WASHINGTON — Oklahoma was one of five states that got “younger” between 2011 and 2012, and the state's median age was more than a year lower last year than the national median, according to a new Census Bureau report.
Oklahoma's median age in 2012 was 36.2 years old, down from 36.3 in 2011. The national median age last year was 37.5 years old, up from 37.3 in the previous year.
The Census Bureau report also looked at expanding minority populations and noted that two counties in Oklahoma became majority-minority counties last year.
Texas County, where the Hispanic population has boomed because of pork processing plants, and Cherokee County, where the Cherokee Nation is based, were among the six U.S. counties that earned the distinction in 2012.
Three of the others were in Texas, and one was in North Carolina.
More than 11 percent — 353 — of the nation's 3,143 counties were majority-minority as of July 1, 2012, the Census Bureau reported.
Nationally, the population of children younger than 5 was 49.9 percent minority in 2012.
“The proportion of young children that is minority has been increasing since the 2010 census, and if this proportional growth continues, we expect that the crossover to majority-minority for this group will occur within the next couple of years,” acting Census Bureau Director Thomas Mesenbourg said.
Oklahoma's population of 3.81 million people in 2012 included 1,889,825 men and 1,924,995 women. The breakdown by age groups shows that men outnumber women in Oklahoma until middle age, when the number of women eclipses that of men.
There were more men than women in every age group in Oklahoma last year under 45.
Beginning with those between 45 and 49, women became the majority in every age group.
Of the Oklahomans 65 or older last year, 235,224 were men, and 299,023 were women.
Of those 85 or older, 22,338 were men, and 43,222 were women.
Only 10 states had more men than women in 2012, the Census Bureau report shows.
Besides Oklahoma, four states and the District of Columbia experienced a drop in the median age.
North Dakota, which has attracted thousands of oil-field workers in recent years, had the biggest drop — 0.5 years.
Other states with a decline were Hawaii, Alaska and Kansas.
According to the data, McIntosh County, in eastern Oklahoma, had the highest median age of the state's 77 counties — 48.1.
Payne County, which includes Stillwater and Oklahoma State University, had the lowest, at 27.2
Oklahoma County's median age was 34.2, the same as in 2011.
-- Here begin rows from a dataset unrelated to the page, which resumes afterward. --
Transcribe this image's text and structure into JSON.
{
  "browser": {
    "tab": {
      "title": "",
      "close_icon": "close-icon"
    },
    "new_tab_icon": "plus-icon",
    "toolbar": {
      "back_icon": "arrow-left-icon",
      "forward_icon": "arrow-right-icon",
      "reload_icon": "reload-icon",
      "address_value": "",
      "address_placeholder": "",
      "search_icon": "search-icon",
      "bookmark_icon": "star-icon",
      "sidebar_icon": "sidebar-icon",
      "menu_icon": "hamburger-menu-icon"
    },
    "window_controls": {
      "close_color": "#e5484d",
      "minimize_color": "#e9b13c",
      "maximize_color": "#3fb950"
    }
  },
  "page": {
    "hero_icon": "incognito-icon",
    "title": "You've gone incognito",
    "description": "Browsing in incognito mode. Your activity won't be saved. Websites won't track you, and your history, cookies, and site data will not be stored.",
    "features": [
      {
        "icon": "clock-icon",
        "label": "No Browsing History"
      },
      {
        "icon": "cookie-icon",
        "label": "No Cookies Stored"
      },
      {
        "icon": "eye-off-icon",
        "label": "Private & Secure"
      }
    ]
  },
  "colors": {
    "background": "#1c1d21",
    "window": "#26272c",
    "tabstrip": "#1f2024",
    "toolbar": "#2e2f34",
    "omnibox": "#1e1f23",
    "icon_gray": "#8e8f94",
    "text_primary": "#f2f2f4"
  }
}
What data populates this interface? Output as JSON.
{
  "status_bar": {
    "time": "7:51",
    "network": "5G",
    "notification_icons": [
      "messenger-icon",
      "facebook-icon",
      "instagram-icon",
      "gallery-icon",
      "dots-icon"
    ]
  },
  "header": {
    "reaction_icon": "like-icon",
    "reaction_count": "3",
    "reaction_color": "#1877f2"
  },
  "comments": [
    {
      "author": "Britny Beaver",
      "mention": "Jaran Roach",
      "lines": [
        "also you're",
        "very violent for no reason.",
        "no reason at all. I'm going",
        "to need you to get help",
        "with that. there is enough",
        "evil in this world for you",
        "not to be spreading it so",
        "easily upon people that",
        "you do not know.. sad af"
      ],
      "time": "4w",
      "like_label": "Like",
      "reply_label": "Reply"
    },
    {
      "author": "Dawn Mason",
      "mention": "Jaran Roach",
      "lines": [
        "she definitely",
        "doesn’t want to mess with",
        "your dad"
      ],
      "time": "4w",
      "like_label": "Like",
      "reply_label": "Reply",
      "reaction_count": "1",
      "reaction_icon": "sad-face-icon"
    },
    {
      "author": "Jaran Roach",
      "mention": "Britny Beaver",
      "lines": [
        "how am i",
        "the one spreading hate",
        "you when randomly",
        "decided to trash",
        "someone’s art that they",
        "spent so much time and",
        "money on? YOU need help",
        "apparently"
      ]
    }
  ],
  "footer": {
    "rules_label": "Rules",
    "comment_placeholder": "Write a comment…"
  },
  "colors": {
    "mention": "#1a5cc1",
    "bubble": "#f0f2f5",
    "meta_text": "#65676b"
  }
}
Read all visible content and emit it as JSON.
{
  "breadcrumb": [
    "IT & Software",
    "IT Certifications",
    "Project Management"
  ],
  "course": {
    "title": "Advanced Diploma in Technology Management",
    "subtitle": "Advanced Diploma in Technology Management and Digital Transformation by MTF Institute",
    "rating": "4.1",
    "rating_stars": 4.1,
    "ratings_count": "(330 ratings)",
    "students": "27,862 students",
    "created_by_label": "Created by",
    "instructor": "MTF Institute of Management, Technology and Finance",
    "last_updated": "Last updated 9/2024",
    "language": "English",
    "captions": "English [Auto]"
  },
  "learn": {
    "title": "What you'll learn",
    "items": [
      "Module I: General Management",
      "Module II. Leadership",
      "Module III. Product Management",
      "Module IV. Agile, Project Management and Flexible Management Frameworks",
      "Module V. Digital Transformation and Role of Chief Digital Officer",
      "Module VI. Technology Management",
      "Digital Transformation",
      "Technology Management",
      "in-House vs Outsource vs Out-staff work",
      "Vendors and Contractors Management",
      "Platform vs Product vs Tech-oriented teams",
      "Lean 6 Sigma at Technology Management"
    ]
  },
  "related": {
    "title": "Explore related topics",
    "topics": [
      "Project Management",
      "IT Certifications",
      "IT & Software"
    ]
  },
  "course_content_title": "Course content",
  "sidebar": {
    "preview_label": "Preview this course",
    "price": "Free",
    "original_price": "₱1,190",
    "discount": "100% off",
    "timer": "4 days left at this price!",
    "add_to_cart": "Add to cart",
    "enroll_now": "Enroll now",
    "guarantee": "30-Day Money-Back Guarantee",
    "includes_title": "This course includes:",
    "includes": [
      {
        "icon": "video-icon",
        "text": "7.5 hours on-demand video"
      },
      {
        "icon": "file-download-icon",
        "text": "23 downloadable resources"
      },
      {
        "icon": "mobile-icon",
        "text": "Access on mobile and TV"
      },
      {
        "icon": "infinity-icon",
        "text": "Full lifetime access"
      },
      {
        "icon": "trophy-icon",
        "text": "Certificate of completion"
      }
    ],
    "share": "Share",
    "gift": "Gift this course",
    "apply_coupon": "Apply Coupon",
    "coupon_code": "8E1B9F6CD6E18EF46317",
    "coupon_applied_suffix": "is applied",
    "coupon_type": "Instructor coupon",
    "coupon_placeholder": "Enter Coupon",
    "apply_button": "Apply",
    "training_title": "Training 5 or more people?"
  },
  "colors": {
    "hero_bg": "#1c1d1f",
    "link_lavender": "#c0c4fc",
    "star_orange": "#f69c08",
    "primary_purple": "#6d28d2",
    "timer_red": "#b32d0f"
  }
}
In the 2010 head count, the median age in Oklahoma County was 34.3.
The average age in Cleveland County last year was 33; in Canadian County, it was 35.8; in Pottawatomie County, it was 37.1; and in Logan County, it was 38.